Not a weekend goes by without fans of Celtic and Rangers watching their ‘rivals’ and subsequently complaining on social media about the songs said rival fans had sung. Whether it is complaining about Rangers fans singing sectarian or racist songs such as ‘The Billy Boys’ or ‘The Famine Song’ or complaining about Celtic fans singing songs in support of the IRA.
At the moment, there is nothing the Scottish Football governing bodies can do to the clubs so anyone complaining is wasting their time. There are legal ramifications of singing those songs but as the Chief Executive of the SFA once famously said ‘You cant arrest a whole stadium’. He is right but this shrug of the shoulders, we are doing everything we can attitude is not good enough.
I have written previously about crowd issues within Scottish Football. Whether that is sectarianism, racism, homophobia, crowd disturbances and the displaying of pyrotechnics. If fans from a particular club misbehave, there are no ramifications if the club can prove they did all they could to prevent it. The Scottish Cup Final in 2016 is case and point in that regard. For all the wailing and gnashing of teeth from Rangers regarding lack of punishment bestowed on Hibernian, not once did they allude to the introduction of Strict Liability which would have allowed real punishments to be levied.
Strict liability would make clubs responsible for all conduct associated with a game taking place in Scotland. This includes players, officials and perhaps more pertinently the conduct of fans.
Nil By Mouth, the Scottish based charity set up after the murder of a Celtic fan because of his religion, have launched a survey designed to gauge a response from fans as to whether they agree with the introduction of a form of strict liability.
The survey can be found here.
Some argue the survey has focused too much on sectarianism. Fundamentally, that is Nil By Mouth’s raison d’etre so for them to comment on the application of Strict Liability for any other disorder issue would be inappropriate.

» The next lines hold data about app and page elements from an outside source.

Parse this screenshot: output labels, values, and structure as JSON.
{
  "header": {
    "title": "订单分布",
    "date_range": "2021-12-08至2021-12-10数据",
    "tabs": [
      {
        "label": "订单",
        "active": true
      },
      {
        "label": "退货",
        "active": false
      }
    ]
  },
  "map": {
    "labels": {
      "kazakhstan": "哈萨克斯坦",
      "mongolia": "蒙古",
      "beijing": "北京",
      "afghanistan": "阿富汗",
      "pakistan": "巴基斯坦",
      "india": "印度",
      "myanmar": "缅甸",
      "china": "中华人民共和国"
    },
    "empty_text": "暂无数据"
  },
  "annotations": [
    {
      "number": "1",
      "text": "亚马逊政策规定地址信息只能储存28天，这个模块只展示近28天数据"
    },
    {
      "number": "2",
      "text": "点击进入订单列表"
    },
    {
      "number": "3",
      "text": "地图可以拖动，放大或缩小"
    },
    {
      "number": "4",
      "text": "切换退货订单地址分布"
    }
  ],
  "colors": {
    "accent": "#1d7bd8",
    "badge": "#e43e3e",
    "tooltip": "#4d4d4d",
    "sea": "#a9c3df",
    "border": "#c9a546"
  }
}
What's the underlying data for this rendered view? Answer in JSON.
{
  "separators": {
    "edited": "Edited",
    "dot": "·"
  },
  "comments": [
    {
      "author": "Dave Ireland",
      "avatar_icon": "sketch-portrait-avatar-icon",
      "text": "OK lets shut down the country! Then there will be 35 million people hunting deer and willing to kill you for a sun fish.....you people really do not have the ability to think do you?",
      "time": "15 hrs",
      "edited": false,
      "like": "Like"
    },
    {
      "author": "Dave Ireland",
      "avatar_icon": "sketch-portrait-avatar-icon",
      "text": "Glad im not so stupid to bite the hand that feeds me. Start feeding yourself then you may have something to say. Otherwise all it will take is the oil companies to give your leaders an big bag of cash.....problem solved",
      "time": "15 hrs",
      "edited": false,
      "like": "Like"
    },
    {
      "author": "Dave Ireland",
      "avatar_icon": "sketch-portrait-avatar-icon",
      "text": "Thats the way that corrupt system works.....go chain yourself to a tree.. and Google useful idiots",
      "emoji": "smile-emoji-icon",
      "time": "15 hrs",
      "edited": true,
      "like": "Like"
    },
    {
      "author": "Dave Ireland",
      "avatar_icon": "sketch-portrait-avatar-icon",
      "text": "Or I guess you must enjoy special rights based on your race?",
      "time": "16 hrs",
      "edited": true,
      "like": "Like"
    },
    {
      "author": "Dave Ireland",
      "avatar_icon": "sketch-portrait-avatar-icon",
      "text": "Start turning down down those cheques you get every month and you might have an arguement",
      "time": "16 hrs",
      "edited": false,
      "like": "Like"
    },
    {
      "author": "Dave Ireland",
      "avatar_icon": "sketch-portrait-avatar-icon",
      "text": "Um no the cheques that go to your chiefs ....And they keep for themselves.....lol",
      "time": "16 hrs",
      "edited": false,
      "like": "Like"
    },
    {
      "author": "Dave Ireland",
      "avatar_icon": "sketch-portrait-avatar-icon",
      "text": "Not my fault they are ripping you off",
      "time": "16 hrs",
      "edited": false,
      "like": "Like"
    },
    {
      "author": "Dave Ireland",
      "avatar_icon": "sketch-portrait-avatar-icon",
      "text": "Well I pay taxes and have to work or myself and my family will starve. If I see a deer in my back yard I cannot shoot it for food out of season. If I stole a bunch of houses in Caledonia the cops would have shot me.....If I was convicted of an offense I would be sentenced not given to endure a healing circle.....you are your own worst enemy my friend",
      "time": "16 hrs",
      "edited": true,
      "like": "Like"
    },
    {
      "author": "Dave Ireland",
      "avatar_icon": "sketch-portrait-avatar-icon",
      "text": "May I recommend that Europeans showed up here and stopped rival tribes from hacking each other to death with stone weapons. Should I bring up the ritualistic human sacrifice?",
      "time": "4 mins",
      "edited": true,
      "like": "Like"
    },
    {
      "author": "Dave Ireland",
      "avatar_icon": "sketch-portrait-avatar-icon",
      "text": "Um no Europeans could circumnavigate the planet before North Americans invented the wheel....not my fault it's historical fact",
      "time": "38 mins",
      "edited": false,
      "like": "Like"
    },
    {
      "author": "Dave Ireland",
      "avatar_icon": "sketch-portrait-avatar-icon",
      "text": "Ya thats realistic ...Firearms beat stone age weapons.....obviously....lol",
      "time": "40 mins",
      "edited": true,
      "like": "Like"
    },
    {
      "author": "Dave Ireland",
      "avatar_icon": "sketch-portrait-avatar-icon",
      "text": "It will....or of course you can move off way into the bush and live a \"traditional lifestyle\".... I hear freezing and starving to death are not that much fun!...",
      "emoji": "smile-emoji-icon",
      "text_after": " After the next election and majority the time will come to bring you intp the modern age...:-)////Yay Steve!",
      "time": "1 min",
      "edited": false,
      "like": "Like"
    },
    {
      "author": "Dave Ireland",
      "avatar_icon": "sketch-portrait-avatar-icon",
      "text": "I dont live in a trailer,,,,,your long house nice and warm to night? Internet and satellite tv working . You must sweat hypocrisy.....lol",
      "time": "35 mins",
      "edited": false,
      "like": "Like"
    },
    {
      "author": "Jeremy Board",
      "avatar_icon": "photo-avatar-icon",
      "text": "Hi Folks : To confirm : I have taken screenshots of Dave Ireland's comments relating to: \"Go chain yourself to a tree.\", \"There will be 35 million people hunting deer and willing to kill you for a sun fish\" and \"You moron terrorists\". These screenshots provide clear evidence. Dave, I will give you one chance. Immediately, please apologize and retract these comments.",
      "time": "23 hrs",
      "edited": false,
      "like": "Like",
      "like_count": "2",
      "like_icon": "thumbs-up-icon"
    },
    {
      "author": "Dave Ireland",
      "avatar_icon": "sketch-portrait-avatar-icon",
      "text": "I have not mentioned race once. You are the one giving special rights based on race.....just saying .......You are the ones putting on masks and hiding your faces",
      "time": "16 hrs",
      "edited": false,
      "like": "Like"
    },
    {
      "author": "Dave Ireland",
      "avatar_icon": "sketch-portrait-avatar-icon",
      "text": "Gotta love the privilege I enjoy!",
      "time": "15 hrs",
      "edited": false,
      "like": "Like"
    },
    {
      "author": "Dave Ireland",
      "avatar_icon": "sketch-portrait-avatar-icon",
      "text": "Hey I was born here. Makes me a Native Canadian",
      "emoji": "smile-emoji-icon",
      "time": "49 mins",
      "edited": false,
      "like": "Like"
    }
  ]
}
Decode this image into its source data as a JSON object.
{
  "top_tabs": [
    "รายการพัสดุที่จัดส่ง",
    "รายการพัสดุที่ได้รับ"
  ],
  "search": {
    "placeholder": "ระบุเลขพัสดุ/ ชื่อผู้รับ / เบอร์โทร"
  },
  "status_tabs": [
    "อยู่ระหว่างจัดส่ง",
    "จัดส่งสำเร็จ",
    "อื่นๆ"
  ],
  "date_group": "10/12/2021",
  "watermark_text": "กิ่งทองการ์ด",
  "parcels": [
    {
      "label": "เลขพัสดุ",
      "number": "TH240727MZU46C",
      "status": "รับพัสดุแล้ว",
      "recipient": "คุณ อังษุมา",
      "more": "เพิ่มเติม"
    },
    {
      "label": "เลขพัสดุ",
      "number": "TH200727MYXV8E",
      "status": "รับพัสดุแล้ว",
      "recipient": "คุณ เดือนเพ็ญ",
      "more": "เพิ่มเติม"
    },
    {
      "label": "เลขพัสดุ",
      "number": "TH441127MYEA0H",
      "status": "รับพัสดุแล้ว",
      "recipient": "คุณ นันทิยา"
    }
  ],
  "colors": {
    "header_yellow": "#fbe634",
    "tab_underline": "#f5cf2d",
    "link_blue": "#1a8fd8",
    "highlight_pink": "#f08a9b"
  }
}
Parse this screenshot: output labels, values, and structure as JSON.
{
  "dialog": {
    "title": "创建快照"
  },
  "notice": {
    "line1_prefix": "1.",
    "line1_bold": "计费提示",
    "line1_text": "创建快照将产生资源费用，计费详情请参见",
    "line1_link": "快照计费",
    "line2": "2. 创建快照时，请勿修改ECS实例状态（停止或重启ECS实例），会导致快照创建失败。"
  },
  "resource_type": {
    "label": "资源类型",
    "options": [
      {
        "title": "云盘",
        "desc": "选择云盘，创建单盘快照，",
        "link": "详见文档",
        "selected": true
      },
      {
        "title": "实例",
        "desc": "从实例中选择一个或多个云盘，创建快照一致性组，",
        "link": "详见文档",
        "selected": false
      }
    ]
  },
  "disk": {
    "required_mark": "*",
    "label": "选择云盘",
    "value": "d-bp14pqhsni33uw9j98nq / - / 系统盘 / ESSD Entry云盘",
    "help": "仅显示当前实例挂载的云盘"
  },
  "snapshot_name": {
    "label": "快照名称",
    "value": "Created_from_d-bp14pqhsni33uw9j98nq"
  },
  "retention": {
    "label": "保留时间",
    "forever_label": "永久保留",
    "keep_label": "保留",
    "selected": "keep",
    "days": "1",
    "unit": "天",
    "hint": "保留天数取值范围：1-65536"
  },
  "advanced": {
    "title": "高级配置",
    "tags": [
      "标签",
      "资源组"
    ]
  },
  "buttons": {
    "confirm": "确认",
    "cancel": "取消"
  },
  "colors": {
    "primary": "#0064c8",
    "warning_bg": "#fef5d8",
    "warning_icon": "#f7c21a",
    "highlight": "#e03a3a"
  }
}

I have long supported the introduction of Strict Liability but understand the reticence some have. There is a fear that we are using a ‘sledgehammer to crack a nut’ but to do nothing is to be complacent in the fight against fan disorder.
Most people go to football games just to watch their team. Some argue, why punish the majority for the actions of a minority. It might be unfair but the current method employed by the governing bodies and clubs is not deterring people.
In my opinion, if strict liability was introduced in Scotland, there would have to be a few things implemented for it to work:
- It would need an extensive framework that could be referred to that would detail exactly what actions would result in disciplinary procedures being applied. This would need a list of any offensive songs in a proscribed list. This is something that the Offensive Behaviour at Football Act falls down on as that law is very subjective.
- It would also need an independent panel of observers that would be tasked with instigating disciplinary action. The requirement for independence here is especially prescient in Scotland as the suggestion of bias is always at the forefront.
I also would prefer the government to not have to legislate for strict liability. I would prefer the SPFL, SFA and the clubs to be adults about it and realise there is a problem and follow the lead of UEFA and other governing bodies such as the FA and the IFA but that doesn’t seem likely.
The governing bodies seem quick to accept government funding but seem to be unwilling to accept the government holding them to account when fan behaviour becomes unacceptable. They can’t have their cake and eat it.
If you are dead against strict liability, let your feeling be known in the Nil By Mouth survey and also take part in James Dornan MSP’ s public consultation. Get involved and let people know what could be done as an alternative but for me there isn’t anything else that would work.
Instead of complaining week in and week out about the sectarian and racist songs we hear in our grounds, lets implement a policy that will go some way to forcing clubs to act properly and rid Scottish football of its shame once and for all.